Differential Reinforcement of Other Behavior Applied Classwide in a Child Care Setting
Daddario, Rosemarie, Anhalt, Karla, Barton, Lyle E., The International Journal of Behavioral Consultation and Therapy
This study investigated the effectiveness of implementing Differential Reinforcement of Other behavior (DRO) at the classwide level to decrease the disruptive behavior of seven typically developing preschool-aged children in a child care setting. After baseline data were collected, a whole interval DRO reinforcement schedule using edible rewards was implemented for four weeks. Disruptive behavior decreased after the intervention was implemented. This report adds to the existing research literature supporting the use of DRO in classroom settings (e.g., Conyers et al., 2003; Repp, Barton, & Brulle, 1983) and extends the literature on the use of DRO with typically developing preschoolers. Limitations of this study and future research recommended in this area are discussed.
Keywords: preschool age, differential reinforcement (DR), differential reinforcement of other behavior (DRO), disruptive behavior, classwide, day care, child care, and community based
Differential reinforcement of other behavior (DRO) is a procedure in which reinforcement is delivered dependent on the absence of the target behavior (Conyers, Miltenberger, Romaniuk, Kopp, & Himle, 2003). To implement this technique, data are collected on the occurrence of the target behavior and the average duration between behaviors is determined (i.e., the inter-response interval). This information drives the reinforcement schedule that is delivered if the target behavior does not occur. For example, if data gathered during baseline suggest that the target behavior occurs once every minute, reinforcement will be delivered at the end of a minute if the target behavior has not been exhibited. Once behavioral control has been established, the interval required for delivery of the reinforcement is progressively increased (de Zubicaray & Clair, 1998).

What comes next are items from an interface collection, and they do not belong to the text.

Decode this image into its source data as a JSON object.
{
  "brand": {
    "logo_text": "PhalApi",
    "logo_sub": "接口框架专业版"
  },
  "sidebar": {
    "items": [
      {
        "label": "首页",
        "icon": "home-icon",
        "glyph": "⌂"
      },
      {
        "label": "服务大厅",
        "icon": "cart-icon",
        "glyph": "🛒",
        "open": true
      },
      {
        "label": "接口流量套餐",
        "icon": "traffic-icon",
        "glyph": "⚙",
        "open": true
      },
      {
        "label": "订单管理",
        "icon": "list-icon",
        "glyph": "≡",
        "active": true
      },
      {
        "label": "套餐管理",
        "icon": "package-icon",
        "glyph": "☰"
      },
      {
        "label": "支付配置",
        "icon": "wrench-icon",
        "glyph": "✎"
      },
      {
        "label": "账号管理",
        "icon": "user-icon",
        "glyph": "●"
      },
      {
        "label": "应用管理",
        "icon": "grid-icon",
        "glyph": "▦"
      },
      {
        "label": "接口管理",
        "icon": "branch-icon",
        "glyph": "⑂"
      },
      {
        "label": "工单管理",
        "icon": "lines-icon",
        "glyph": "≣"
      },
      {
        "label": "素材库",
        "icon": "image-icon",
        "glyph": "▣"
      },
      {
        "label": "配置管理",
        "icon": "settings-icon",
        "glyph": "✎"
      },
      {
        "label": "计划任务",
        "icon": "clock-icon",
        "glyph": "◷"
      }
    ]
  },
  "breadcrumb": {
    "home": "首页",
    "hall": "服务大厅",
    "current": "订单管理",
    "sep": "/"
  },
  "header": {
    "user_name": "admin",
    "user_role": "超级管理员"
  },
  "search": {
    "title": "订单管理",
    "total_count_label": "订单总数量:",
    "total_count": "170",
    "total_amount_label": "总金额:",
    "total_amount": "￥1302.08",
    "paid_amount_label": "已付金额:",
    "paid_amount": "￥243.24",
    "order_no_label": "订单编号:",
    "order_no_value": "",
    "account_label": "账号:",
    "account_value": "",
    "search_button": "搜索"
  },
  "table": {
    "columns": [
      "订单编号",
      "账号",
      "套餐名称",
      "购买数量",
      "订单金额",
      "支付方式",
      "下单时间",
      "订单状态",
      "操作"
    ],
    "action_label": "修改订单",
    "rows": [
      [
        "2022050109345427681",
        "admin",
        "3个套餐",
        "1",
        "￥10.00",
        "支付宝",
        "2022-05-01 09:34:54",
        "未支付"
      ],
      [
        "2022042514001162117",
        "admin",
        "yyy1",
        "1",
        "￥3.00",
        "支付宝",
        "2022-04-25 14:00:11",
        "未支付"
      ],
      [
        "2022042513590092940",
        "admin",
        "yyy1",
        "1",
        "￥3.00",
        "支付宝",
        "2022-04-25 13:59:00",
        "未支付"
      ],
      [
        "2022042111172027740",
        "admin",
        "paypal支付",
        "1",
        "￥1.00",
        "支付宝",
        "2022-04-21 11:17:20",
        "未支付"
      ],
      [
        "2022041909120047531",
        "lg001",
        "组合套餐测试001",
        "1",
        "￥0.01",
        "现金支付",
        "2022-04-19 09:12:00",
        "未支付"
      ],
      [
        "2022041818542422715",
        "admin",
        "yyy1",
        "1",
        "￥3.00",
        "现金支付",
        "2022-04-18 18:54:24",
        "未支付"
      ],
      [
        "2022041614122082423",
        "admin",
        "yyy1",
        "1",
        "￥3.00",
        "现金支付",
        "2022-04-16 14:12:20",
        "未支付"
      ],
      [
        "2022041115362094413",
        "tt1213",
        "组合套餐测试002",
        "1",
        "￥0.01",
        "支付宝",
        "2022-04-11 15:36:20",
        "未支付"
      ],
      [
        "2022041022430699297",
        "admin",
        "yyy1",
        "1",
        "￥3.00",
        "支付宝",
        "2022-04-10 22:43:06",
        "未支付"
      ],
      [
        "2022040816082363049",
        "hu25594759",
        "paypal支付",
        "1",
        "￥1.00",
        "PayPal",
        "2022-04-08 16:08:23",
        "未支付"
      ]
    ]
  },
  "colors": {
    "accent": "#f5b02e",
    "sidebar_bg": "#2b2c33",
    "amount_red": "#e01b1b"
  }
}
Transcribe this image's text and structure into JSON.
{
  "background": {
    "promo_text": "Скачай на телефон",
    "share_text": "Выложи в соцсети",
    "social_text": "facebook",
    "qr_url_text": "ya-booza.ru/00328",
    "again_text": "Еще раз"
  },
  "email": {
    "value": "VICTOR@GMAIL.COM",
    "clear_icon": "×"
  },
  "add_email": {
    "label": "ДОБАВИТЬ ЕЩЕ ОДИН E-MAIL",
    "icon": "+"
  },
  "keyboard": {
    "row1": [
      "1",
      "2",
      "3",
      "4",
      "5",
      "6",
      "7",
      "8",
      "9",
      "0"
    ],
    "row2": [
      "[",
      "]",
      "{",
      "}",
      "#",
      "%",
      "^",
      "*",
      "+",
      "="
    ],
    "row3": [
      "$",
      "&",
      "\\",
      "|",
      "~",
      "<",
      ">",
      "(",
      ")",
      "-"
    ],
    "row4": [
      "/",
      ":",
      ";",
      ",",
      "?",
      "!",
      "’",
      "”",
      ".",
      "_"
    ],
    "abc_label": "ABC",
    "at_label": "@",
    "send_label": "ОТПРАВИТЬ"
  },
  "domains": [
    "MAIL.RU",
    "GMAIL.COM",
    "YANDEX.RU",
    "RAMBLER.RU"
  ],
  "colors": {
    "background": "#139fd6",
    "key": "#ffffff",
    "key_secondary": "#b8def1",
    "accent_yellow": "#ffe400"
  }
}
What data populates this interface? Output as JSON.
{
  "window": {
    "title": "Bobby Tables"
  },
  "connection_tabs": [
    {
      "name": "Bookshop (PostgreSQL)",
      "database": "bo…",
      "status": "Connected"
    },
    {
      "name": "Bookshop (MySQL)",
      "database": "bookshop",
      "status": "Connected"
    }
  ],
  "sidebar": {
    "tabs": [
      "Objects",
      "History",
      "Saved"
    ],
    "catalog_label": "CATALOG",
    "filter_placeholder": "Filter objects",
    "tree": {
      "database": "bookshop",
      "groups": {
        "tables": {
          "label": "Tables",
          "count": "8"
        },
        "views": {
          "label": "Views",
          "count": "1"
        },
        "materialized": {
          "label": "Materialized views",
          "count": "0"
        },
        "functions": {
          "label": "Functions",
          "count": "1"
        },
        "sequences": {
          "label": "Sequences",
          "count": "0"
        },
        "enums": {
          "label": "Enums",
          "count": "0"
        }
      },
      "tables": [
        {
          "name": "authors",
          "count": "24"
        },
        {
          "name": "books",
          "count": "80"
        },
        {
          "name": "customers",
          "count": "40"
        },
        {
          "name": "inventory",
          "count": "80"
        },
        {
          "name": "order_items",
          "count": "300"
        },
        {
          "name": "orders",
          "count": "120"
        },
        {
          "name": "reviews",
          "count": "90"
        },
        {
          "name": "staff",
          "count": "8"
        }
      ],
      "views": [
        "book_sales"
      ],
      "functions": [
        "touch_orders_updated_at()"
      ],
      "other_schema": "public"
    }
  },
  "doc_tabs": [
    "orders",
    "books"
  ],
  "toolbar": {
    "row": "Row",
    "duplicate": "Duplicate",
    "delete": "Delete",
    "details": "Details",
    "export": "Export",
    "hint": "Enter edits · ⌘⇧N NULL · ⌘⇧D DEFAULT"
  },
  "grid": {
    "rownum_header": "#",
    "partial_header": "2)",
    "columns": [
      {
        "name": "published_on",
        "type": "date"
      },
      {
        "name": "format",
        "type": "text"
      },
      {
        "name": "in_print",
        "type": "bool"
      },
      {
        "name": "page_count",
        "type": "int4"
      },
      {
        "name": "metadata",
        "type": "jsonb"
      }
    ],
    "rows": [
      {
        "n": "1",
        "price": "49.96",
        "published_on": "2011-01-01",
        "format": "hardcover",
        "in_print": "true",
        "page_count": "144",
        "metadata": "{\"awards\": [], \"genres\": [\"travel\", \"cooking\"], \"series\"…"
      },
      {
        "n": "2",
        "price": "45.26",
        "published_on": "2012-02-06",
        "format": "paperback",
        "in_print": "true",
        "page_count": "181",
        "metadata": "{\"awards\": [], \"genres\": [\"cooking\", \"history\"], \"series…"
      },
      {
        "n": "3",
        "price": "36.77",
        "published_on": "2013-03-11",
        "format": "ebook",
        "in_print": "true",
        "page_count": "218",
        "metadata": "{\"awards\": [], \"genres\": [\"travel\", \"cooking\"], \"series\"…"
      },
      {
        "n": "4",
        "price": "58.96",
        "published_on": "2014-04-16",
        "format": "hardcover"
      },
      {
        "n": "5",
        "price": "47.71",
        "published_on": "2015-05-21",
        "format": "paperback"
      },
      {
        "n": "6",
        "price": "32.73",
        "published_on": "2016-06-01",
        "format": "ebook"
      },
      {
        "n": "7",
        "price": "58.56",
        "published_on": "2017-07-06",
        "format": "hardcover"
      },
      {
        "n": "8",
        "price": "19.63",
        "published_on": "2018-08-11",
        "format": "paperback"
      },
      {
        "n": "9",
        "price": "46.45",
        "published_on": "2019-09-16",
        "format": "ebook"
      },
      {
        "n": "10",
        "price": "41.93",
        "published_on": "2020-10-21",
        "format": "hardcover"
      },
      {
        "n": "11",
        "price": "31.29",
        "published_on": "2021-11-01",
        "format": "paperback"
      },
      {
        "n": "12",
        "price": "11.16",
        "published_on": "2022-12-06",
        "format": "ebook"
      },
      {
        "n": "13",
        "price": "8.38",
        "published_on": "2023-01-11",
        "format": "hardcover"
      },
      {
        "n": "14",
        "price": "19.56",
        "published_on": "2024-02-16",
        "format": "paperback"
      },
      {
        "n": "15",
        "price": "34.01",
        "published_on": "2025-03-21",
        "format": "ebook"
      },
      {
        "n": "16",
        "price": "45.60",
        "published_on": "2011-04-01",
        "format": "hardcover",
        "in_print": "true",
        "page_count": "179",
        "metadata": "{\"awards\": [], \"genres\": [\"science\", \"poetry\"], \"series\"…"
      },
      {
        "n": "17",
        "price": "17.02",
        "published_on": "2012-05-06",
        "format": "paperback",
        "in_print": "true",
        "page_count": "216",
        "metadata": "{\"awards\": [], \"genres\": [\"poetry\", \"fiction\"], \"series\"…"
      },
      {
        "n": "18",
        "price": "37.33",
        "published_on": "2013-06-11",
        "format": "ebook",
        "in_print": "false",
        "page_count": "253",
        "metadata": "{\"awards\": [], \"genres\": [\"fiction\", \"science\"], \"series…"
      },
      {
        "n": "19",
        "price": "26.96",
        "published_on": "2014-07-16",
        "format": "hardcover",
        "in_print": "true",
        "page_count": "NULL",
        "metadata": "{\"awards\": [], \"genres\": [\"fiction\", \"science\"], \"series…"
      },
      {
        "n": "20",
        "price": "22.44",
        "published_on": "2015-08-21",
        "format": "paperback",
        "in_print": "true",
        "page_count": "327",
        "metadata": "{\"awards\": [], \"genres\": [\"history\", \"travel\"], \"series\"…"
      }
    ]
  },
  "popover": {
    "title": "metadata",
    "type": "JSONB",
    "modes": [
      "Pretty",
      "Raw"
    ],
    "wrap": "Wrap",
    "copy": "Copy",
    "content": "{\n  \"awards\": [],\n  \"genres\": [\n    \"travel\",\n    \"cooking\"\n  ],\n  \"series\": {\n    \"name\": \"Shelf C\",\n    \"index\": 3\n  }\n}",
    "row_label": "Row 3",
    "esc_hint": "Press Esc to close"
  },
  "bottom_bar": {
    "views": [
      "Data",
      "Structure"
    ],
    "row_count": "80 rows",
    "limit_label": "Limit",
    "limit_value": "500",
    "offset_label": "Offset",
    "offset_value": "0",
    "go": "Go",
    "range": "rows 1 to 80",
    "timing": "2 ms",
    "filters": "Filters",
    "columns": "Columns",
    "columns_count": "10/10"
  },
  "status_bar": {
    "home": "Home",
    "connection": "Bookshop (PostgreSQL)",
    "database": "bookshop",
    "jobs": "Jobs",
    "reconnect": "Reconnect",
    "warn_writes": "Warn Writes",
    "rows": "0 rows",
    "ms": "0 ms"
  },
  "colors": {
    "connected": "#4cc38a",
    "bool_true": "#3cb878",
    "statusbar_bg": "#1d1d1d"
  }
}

DRO has proven effective in eliminating a wide variety of problem behaviors with different populations, and it is a procedure that does not require extensive training to implement (Homer & Peterson, 1980). Homer and Peterson (1980) reported that DRO schedules of reinforcement produce rapid inhibition of response in applied settings and that no undesirable side effects of the intervention had been reported in the literature. The authors predicted any possible side effects to be positive in nature due to the positive reinforcement aspect of the intervention (Homer & Peterson, 1980).
By definition, DRO must be paired with some type of reinforcement of non-targeted behaviors. Past research has demonstrated that DRO paired with edible reinforcement has reduced inappropriate behaviors in children (e.g., Repp, Dietz, & Dietz, 1976). Specifically, Repp et al. (1976) reported success in reducing levels of inappropriate responding in a classroom using a DRO schedule of reinforcement paired with a token economy. The students exchanged their tokens for games, activities, and refreshments.
The DRO intervention has been implemented in two ways: whole interval DRO (wDRO) and momentary DRO (mDRO). The wDRO procedure involves administering the reinforcer if behavior other than the target behavior (hereafter "other behavior") is exhibited for the entire interval. In contrast, the mDRO procedure involves administering the reinforcer if the other behavior is exhibited at the time of a prompt (e.g., the sound of a timer). One study found that wDRO decreased inappropriate behavior more than mDRO (Repp, Barton, & Brulle, 1983). Repp et al. (1983) conducted two studies to compare the effectiveness of whole interval DRO and momentary DRO. The results indicated that although wDRO was more effective than momentary, the value of mDRO cannot be ignored. In fact, the mDRO schedule reduced inappropriate behavior (Repp et al., 1983). The authors noted the difficulty of implementing wDRO accurately due to the constant attention required by the observer. …